# WORK TASK:
Return each entry word for word. Leave the images out.
INFORMATION START
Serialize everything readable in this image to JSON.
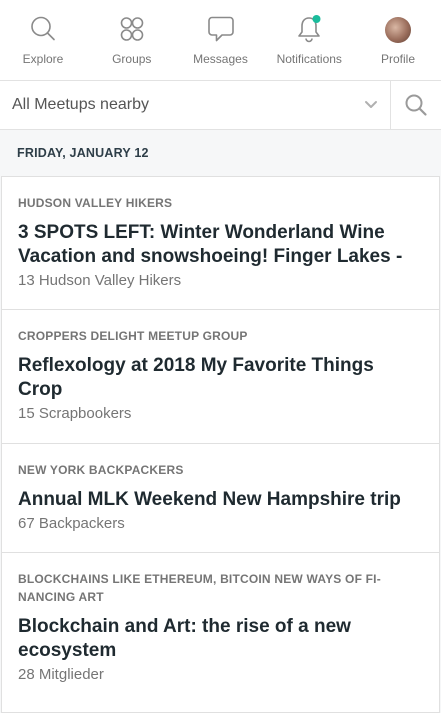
{
  "nav": {
    "items": [
      {
        "label": "Explore",
        "icon": "search-icon"
      },
      {
        "label": "Groups",
        "icon": "groups-icon"
      },
      {
        "label": "Messages",
        "icon": "message-bubble-icon"
      },
      {
        "label": "Notifications",
        "icon": "bell-icon"
      },
      {
        "label": "Profile",
        "icon": "avatar"
      }
    ],
    "notification_dot_color": "#1abc9c"
  },
  "filter": {
    "selected": "All Meetups nearby"
  },
  "day_header": "FRIDAY, JANUARY 12",
  "events": [
    {
      "group": "HUDSON VALLEY HIKERS",
      "title": "3 SPOTS LEFT: Winter Wonderland Wine Vacation and snowshoeing! Finger Lakes -",
      "attendees": "13 Hudson Valley Hikers"
    },
    {
      "group": "CROPPERS DELIGHT MEETUP GROUP",
      "title": "Reflexology at 2018 My Favorite Things Crop",
      "attendees": "15 Scrapbookers"
    },
    {
      "group": "NEW YORK BACKPACKERS",
      "title": "Annual MLK Weekend New Hampshire trip",
      "attendees": "67 Backpackers"
    },
    {
      "group": "BLOCKCHAINS LIKE ETHEREUM, BITCOIN NEW WAYS OF FI-NANCING ART",
      "title": "Blockchain and Art: the rise of a new ecosystem",
      "attendees": "28 Mitglieder"
    }
  ]
}
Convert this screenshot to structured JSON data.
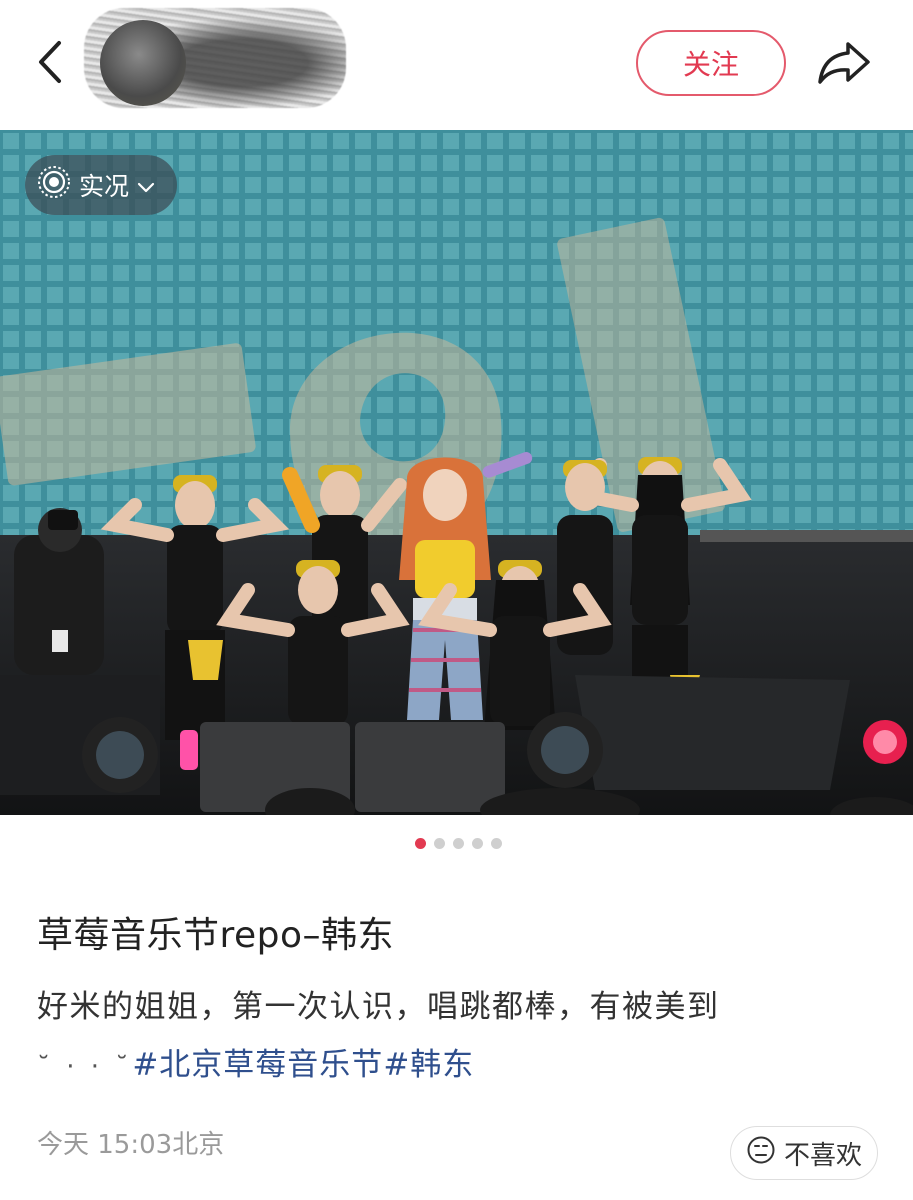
{
  "header": {
    "follow_label": "关注"
  },
  "photo": {
    "live_badge_label": "实况",
    "page_count": 5,
    "active_page": 1
  },
  "post": {
    "title": "草莓音乐节repo–韩东",
    "body_text": "好米的姐姐，第一次认识，唱跳都棒，有被美到",
    "emoji_text": "˘ · · ˘",
    "tags": [
      "#北京草莓音乐节",
      "#韩东"
    ]
  },
  "meta": {
    "time_location": "今天 15:03北京",
    "dislike_label": "不喜欢"
  },
  "icons": {
    "back": "chevron-left-icon",
    "share": "share-arrow-icon",
    "live": "live-photo-icon",
    "dropdown": "chevron-down-icon",
    "dislike": "frown-face-icon"
  },
  "colors": {
    "accent": "#e23a51",
    "tag": "#2f4f8d",
    "meta": "#9a9a9a"
  }
}
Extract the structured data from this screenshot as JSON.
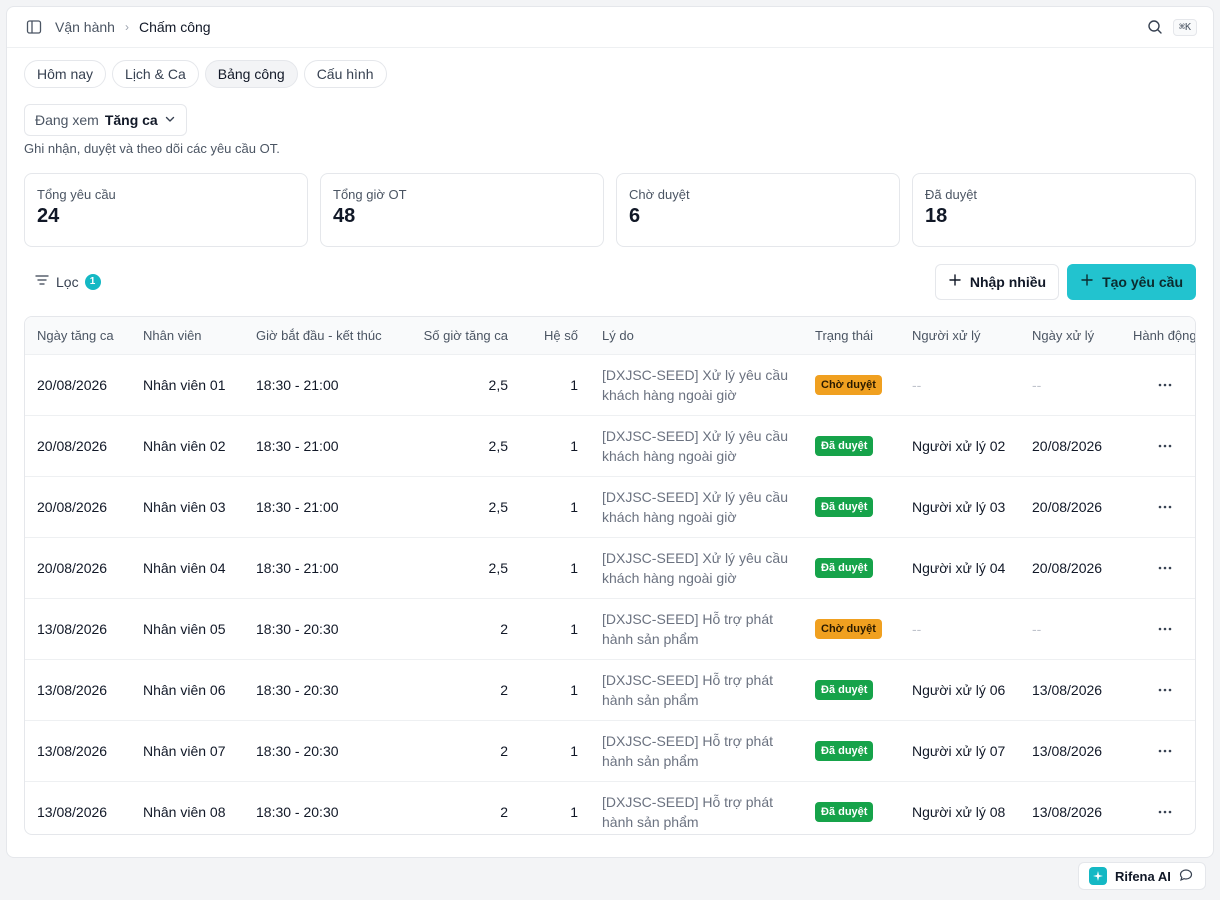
{
  "breadcrumb": {
    "parent": "Vận hành",
    "separator": "›",
    "current": "Chấm công"
  },
  "search": {
    "shortcut": "⌘K"
  },
  "tabs": [
    {
      "label": "Hôm nay"
    },
    {
      "label": "Lịch & Ca"
    },
    {
      "label": "Bảng công",
      "active": true
    },
    {
      "label": "Cấu hình"
    }
  ],
  "view_select": {
    "label": "Đang xem",
    "value": "Tăng ca"
  },
  "subtitle": "Ghi nhận, duyệt và theo dõi các yêu cầu OT.",
  "stats": [
    {
      "label": "Tổng yêu cầu",
      "value": "24"
    },
    {
      "label": "Tổng giờ OT",
      "value": "48"
    },
    {
      "label": "Chờ duyệt",
      "value": "6"
    },
    {
      "label": "Đã duyệt",
      "value": "18"
    }
  ],
  "toolbar": {
    "filter_label": "Lọc",
    "filter_count": "1",
    "import_label": "Nhập nhiều",
    "create_label": "Tạo yêu cầu"
  },
  "table": {
    "columns": [
      "Ngày tăng ca",
      "Nhân viên",
      "Giờ bắt đầu - kết thúc",
      "Số giờ tăng ca",
      "Hệ số",
      "Lý do",
      "Trạng thái",
      "Người xử lý",
      "Ngày xử lý",
      "Hành động"
    ],
    "rows": [
      {
        "date": "20/08/2026",
        "employee": "Nhân viên 01",
        "time": "18:30 - 21:00",
        "hours": "2,5",
        "factor": "1",
        "reason": "[DXJSC-SEED] Xử lý yêu cầu khách hàng ngoài giờ",
        "status": "Chờ duyệt",
        "status_type": "pending",
        "handler": "--",
        "handled_date": "--"
      },
      {
        "date": "20/08/2026",
        "employee": "Nhân viên 02",
        "time": "18:30 - 21:00",
        "hours": "2,5",
        "factor": "1",
        "reason": "[DXJSC-SEED] Xử lý yêu cầu khách hàng ngoài giờ",
        "status": "Đã duyệt",
        "status_type": "approved",
        "handler": "Người xử lý 02",
        "handled_date": "20/08/2026"
      },
      {
        "date": "20/08/2026",
        "employee": "Nhân viên 03",
        "time": "18:30 - 21:00",
        "hours": "2,5",
        "factor": "1",
        "reason": "[DXJSC-SEED] Xử lý yêu cầu khách hàng ngoài giờ",
        "status": "Đã duyệt",
        "status_type": "approved",
        "handler": "Người xử lý 03",
        "handled_date": "20/08/2026"
      },
      {
        "date": "20/08/2026",
        "employee": "Nhân viên 04",
        "time": "18:30 - 21:00",
        "hours": "2,5",
        "factor": "1",
        "reason": "[DXJSC-SEED] Xử lý yêu cầu khách hàng ngoài giờ",
        "status": "Đã duyệt",
        "status_type": "approved",
        "handler": "Người xử lý 04",
        "handled_date": "20/08/2026"
      },
      {
        "date": "13/08/2026",
        "employee": "Nhân viên 05",
        "time": "18:30 - 20:30",
        "hours": "2",
        "factor": "1",
        "reason": "[DXJSC-SEED] Hỗ trợ phát hành sản phẩm",
        "status": "Chờ duyệt",
        "status_type": "pending",
        "handler": "--",
        "handled_date": "--"
      },
      {
        "date": "13/08/2026",
        "employee": "Nhân viên 06",
        "time": "18:30 - 20:30",
        "hours": "2",
        "factor": "1",
        "reason": "[DXJSC-SEED] Hỗ trợ phát hành sản phẩm",
        "status": "Đã duyệt",
        "status_type": "approved",
        "handler": "Người xử lý 06",
        "handled_date": "13/08/2026"
      },
      {
        "date": "13/08/2026",
        "employee": "Nhân viên 07",
        "time": "18:30 - 20:30",
        "hours": "2",
        "factor": "1",
        "reason": "[DXJSC-SEED] Hỗ trợ phát hành sản phẩm",
        "status": "Đã duyệt",
        "status_type": "approved",
        "handler": "Người xử lý 07",
        "handled_date": "13/08/2026"
      },
      {
        "date": "13/08/2026",
        "employee": "Nhân viên 08",
        "time": "18:30 - 20:30",
        "hours": "2",
        "factor": "1",
        "reason": "[DXJSC-SEED] Hỗ trợ phát hành sản phẩm",
        "status": "Đã duyệt",
        "status_type": "approved",
        "handler": "Người xử lý 08",
        "handled_date": "13/08/2026"
      }
    ]
  },
  "assistant": {
    "label": "Rifena AI"
  },
  "colors": {
    "accent": "#22c3cf",
    "pending": "#f0a020",
    "approved": "#16a34a"
  },
  "icons": {
    "sidebar": "sidebar-toggle-icon",
    "search": "search-icon",
    "filter": "filter-icon",
    "plus": "plus-icon",
    "more": "more-horizontal-icon",
    "chevron": "chevron-down-icon",
    "ai": "sparkle-icon",
    "chat": "chat-icon"
  }
}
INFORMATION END
# EXPECTED ANSWER:
Serialize everything readable in this image to JSON.
{
  "nav": {
    "items": [
      {
        "label": "Explore",
        "icon": "search-icon"
      },
      {
        "label": "Groups",
        "icon": "groups-icon"
      },
      {
        "label": "Messages",
        "icon": "message-bubble-icon"
      },
      {
        "label": "Notifications",
        "icon": "bell-icon"
      },
      {
        "label": "Profile",
        "icon": "avatar"
      }
    ],
    "notification_dot_color": "#1abc9c"
  },
  "filter": {
    "selected": "All Meetups nearby"
  },
  "day_header": "FRIDAY, JANUARY 12",
  "events": [
    {
      "group": "HUDSON VALLEY HIKERS",
      "title": "3 SPOTS LEFT: Winter Wonderland Wine Vacation and snowshoeing! Finger Lakes -",
      "attendees": "13 Hudson Valley Hikers"
    },
    {
      "group": "CROPPERS DELIGHT MEETUP GROUP",
      "title": "Reflexology at 2018 My Favorite Things Crop",
      "attendees": "15 Scrapbookers"
    },
    {
      "group": "NEW YORK BACKPACKERS",
      "title": "Annual MLK Weekend New Hampshire trip",
      "attendees": "67 Backpackers"
    },
    {
      "group": "BLOCKCHAINS LIKE ETHEREUM, BITCOIN NEW WAYS OF FI-NANCING ART",
      "title": "Blockchain and Art: the rise of a new ecosystem",
      "attendees": "28 Mitglieder"
    }
  ]
}
Convert this screenshot to structured JSON data.
{
  "header": {
    "follow_label": "关注"
  },
  "photo": {
    "live_badge_label": "实况",
    "page_count": 5,
    "active_page": 1
  },
  "post": {
    "title": "草莓音乐节repo–韩东",
    "body_text": "好米的姐姐，第一次认识，唱跳都棒，有被美到",
    "emoji_text": "˘ · · ˘",
    "tags": [
      "#北京草莓音乐节",
      "#韩东"
    ]
  },
  "meta": {
    "time_location": "今天 15:03北京",
    "dislike_label": "不喜欢"
  },
  "icons": {
    "back": "chevron-left-icon",
    "share": "share-arrow-icon",
    "live": "live-photo-icon",
    "dropdown": "chevron-down-icon",
    "dislike": "frown-face-icon"
  },
  "colors": {
    "accent": "#e23a51",
    "tag": "#2f4f8d",
    "meta": "#9a9a9a"
  }
}
Extract the structured data from this screenshot as JSON.
{
  "breadcrumb": {
    "parent": "Vận hành",
    "separator": "›",
    "current": "Chấm công"
  },
  "search": {
    "shortcut": "⌘K"
  },
  "tabs": [
    {
      "label": "Hôm nay"
    },
    {
      "label": "Lịch & Ca"
    },
    {
      "label": "Bảng công",
      "active": true
    },
    {
      "label": "Cấu hình"
    }
  ],
  "view_select": {
    "label": "Đang xem",
    "value": "Tăng ca"
  },
  "subtitle": "Ghi nhận, duyệt và theo dõi các yêu cầu OT.",
  "stats": [
    {
      "label": "Tổng yêu cầu",
      "value": "24"
    },
    {
      "label": "Tổng giờ OT",
      "value": "48"
    },
    {
      "label": "Chờ duyệt",
      "value": "6"
    },
    {
      "label": "Đã duyệt",
      "value": "18"
    }
  ],
  "toolbar": {
    "filter_label": "Lọc",
    "filter_count": "1",
    "import_label": "Nhập nhiều",
    "create_label": "Tạo yêu cầu"
  },
  "table": {
    "columns": [
      "Ngày tăng ca",
      "Nhân viên",
      "Giờ bắt đầu - kết thúc",
      "Số giờ tăng ca",
      "Hệ số",
      "Lý do",
      "Trạng thái",
      "Người xử lý",
      "Ngày xử lý",
      "Hành động"
    ],
    "rows": [
      {
        "date": "20/08/2026",
        "employee": "Nhân viên 01",
        "time": "18:30 - 21:00",
        "hours": "2,5",
        "factor": "1",
        "reason": "[DXJSC-SEED] Xử lý yêu cầu khách hàng ngoài giờ",
        "status": "Chờ duyệt",
        "status_type": "pending",
        "handler": "--",
        "handled_date": "--"
      },
      {
        "date": "20/08/2026",
        "employee": "Nhân viên 02",
        "time": "18:30 - 21:00",
        "hours": "2,5",
        "factor": "1",
        "reason": "[DXJSC-SEED] Xử lý yêu cầu khách hàng ngoài giờ",
        "status": "Đã duyệt",
        "status_type": "approved",
        "handler": "Người xử lý 02",
        "handled_date": "20/08/2026"
      },
      {
        "date": "20/08/2026",
        "employee": "Nhân viên 03",
        "time": "18:30 - 21:00",
        "hours": "2,5",
        "factor": "1",
        "reason": "[DXJSC-SEED] Xử lý yêu cầu khách hàng ngoài giờ",
        "status": "Đã duyệt",
        "status_type": "approved",
        "handler": "Người xử lý 03",
        "handled_date": "20/08/2026"
      },
      {
        "date": "20/08/2026",
        "employee": "Nhân viên 04",
        "time": "18:30 - 21:00",
        "hours": "2,5",
        "factor": "1",
        "reason": "[DXJSC-SEED] Xử lý yêu cầu khách hàng ngoài giờ",
        "status": "Đã duyệt",
        "status_type": "approved",
        "handler": "Người xử lý 04",
        "handled_date": "20/08/2026"
      },
      {
        "date": "13/08/2026",
        "employee": "Nhân viên 05",
        "time": "18:30 - 20:30",
        "hours": "2",
        "factor": "1",
        "reason": "[DXJSC-SEED] Hỗ trợ phát hành sản phẩm",
        "status": "Chờ duyệt",
        "status_type": "pending",
        "handler": "--",
        "handled_date": "--"
      },
      {
        "date": "13/08/2026",
        "employee": "Nhân viên 06",
        "time": "18:30 - 20:30",
        "hours": "2",
        "factor": "1",
        "reason": "[DXJSC-SEED] Hỗ trợ phát hành sản phẩm",
        "status": "Đã duyệt",
        "status_type": "approved",
        "handler": "Người xử lý 06",
        "handled_date": "13/08/2026"
      },
      {
        "date": "13/08/2026",
        "employee": "Nhân viên 07",
        "time": "18:30 - 20:30",
        "hours": "2",
        "factor": "1",
        "reason": "[DXJSC-SEED] Hỗ trợ phát hành sản phẩm",
        "status": "Đã duyệt",
        "status_type": "approved",
        "handler": "Người xử lý 07",
        "handled_date": "13/08/2026"
      },
      {
        "date": "13/08/2026",
        "employee": "Nhân viên 08",
        "time": "18:30 - 20:30",
        "hours": "2",
        "factor": "1",
        "reason": "[DXJSC-SEED] Hỗ trợ phát hành sản phẩm",
        "status": "Đã duyệt",
        "status_type": "approved",
        "handler": "Người xử lý 08",
        "handled_date": "13/08/2026"
      }
    ]
  },
  "assistant": {
    "label": "Rifena AI"
  },
  "colors": {
    "accent": "#22c3cf",
    "pending": "#f0a020",
    "approved": "#16a34a"
  },
  "icons": {
    "sidebar": "sidebar-toggle-icon",
    "search": "search-icon",
    "filter": "filter-icon",
    "plus": "plus-icon",
    "more": "more-horizontal-icon",
    "chevron": "chevron-down-icon",
    "ai": "sparkle-icon",
    "chat": "chat-icon"
  }
}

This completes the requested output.